▸ To do:
The lines wanted are those in the data below that include "cwarden".

Records from a data collection:
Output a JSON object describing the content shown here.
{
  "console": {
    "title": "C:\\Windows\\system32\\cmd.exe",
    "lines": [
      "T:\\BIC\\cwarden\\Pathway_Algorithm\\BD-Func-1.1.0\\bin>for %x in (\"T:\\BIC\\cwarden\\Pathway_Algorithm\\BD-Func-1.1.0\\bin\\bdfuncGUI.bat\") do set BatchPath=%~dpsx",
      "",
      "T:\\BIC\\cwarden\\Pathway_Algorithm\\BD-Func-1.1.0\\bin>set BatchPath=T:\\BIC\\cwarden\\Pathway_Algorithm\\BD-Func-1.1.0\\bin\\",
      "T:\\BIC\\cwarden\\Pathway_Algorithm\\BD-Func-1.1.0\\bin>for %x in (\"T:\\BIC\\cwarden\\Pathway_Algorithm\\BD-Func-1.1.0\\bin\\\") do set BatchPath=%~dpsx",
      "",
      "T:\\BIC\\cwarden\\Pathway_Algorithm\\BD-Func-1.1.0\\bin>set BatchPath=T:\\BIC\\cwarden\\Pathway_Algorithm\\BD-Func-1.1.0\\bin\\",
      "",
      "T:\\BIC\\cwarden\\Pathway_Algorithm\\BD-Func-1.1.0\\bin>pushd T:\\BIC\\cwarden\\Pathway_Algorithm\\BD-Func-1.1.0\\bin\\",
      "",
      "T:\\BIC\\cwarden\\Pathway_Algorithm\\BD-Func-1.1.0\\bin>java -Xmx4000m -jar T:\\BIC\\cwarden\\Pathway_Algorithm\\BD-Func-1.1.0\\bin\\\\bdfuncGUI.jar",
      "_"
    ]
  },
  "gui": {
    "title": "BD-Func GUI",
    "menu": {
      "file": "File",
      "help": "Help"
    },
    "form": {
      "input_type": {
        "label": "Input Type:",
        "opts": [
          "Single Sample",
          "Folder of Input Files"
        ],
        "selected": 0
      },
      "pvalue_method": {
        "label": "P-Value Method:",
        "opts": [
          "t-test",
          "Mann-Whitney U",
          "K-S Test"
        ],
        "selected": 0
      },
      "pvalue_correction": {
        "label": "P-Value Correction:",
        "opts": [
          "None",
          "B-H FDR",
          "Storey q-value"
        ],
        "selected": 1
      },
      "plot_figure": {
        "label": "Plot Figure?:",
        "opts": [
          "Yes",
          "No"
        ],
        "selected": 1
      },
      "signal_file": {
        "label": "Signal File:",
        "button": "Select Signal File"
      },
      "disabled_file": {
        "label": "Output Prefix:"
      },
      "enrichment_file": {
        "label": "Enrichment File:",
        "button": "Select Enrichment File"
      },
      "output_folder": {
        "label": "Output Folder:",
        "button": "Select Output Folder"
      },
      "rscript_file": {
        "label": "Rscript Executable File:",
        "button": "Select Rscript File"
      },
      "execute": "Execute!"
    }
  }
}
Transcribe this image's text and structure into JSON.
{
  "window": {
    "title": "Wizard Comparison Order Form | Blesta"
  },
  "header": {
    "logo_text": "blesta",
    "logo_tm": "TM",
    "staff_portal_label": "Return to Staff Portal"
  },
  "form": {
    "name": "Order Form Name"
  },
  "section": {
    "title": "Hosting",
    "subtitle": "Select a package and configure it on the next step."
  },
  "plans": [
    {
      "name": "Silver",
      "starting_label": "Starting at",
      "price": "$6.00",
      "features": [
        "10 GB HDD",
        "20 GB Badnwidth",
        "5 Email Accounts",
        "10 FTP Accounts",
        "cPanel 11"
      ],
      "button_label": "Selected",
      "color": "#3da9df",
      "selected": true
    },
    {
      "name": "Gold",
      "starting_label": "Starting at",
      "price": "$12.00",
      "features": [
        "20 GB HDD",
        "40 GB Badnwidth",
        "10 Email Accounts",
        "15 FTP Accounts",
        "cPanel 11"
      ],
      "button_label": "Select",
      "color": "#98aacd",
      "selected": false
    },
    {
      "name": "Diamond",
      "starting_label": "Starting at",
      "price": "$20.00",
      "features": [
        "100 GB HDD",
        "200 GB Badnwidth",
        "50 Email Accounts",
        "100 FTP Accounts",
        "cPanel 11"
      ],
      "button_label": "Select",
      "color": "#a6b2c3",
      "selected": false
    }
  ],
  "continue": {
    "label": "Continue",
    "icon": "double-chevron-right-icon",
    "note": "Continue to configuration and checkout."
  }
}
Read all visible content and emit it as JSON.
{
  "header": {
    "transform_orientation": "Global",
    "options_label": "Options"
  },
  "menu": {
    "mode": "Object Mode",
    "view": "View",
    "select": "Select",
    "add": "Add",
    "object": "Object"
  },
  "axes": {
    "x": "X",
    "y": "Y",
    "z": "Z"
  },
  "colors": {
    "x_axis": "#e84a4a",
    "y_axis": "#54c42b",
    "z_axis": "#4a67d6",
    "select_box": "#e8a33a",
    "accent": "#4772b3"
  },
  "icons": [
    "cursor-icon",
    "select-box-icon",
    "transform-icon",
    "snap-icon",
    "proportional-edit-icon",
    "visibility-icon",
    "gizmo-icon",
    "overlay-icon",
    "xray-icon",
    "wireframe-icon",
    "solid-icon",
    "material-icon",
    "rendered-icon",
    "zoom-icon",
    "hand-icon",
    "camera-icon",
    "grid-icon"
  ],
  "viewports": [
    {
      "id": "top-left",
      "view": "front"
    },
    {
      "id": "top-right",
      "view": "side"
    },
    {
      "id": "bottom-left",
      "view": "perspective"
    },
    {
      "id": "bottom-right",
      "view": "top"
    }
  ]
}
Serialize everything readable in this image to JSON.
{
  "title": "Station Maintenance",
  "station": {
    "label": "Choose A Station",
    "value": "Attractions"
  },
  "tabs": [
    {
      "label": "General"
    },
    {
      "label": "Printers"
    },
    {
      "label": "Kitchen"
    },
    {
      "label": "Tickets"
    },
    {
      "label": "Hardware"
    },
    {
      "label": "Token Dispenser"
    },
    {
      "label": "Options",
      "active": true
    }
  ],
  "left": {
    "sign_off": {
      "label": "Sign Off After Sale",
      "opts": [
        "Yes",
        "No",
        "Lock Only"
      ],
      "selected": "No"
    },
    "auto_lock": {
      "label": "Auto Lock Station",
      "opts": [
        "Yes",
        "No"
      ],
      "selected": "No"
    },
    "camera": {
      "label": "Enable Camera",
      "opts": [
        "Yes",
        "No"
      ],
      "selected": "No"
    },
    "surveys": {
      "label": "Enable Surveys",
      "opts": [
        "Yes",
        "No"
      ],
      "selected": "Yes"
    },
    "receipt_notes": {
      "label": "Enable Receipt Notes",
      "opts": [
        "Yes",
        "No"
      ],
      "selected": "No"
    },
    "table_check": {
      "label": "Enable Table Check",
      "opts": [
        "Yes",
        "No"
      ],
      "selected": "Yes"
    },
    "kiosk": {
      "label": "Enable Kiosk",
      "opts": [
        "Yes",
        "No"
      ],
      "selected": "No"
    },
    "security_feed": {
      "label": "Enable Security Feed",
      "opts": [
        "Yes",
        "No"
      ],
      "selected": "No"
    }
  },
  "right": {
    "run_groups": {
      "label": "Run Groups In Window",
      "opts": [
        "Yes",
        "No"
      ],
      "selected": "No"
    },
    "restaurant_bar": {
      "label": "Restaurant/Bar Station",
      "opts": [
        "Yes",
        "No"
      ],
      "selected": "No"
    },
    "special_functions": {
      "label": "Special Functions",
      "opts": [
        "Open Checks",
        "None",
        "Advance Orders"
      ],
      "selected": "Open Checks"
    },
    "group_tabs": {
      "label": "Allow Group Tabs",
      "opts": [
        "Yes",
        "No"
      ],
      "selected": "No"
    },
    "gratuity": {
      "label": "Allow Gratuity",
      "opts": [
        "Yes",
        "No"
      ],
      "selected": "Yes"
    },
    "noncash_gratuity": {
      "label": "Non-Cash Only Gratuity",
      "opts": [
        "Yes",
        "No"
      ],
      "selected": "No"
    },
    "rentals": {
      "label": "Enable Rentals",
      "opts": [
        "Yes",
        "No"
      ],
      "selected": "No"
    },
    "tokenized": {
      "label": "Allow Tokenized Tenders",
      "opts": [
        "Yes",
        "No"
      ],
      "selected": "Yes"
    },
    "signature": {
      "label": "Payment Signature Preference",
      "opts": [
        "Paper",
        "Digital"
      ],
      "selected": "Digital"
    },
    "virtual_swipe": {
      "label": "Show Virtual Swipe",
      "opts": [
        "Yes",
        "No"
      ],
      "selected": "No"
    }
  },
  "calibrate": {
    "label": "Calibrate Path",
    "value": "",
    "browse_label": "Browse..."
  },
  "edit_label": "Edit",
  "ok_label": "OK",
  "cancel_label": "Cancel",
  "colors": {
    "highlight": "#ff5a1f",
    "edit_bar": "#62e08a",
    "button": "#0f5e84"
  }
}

▸ Solution for this problem:
      "T:\\BIC\\cwarden\\Pathway_Algorithm\\BD-Func-1.1.0\\bin>for %x in (\"T:\\BIC\\cwarden\\Pathway_Algorithm\\BD-Func-1.1.0\\bin\\bdfuncGUI.bat\") do set BatchPath=%~dpsx",
      "T:\\BIC\\cwarden\\Pathway_Algorithm\\BD-Func-1.1.0\\bin>set BatchPath=T:\\BIC\\cwarden\\Pathway_Algorithm\\BD-Func-1.1.0\\bin\\",
      "T:\\BIC\\cwarden\\Pathway_Algorithm\\BD-Func-1.1.0\\bin>for %x in (\"T:\\BIC\\cwarden\\Pathway_Algorithm\\BD-Func-1.1.0\\bin\\\") do set BatchPath=%~dpsx",
      "T:\\BIC\\cwarden\\Pathway_Algorithm\\BD-Func-1.1.0\\bin>set BatchPath=T:\\BIC\\cwarden\\Pathway_Algorithm\\BD-Func-1.1.0\\bin\\",
      "T:\\BIC\\cwarden\\Pathway_Algorithm\\BD-Func-1.1.0\\bin>pushd T:\\BIC\\cwarden\\Pathway_Algorithm\\BD-Func-1.1.0\\bin\\",
      "T:\\BIC\\cwarden\\Pathway_Algorithm\\BD-Func-1.1.0\\bin>java -Xmx4000m -jar T:\\BIC\\cwarden\\Pathway_Algorithm\\BD-Func-1.1.0\\bin\\\\bdfuncGUI.jar",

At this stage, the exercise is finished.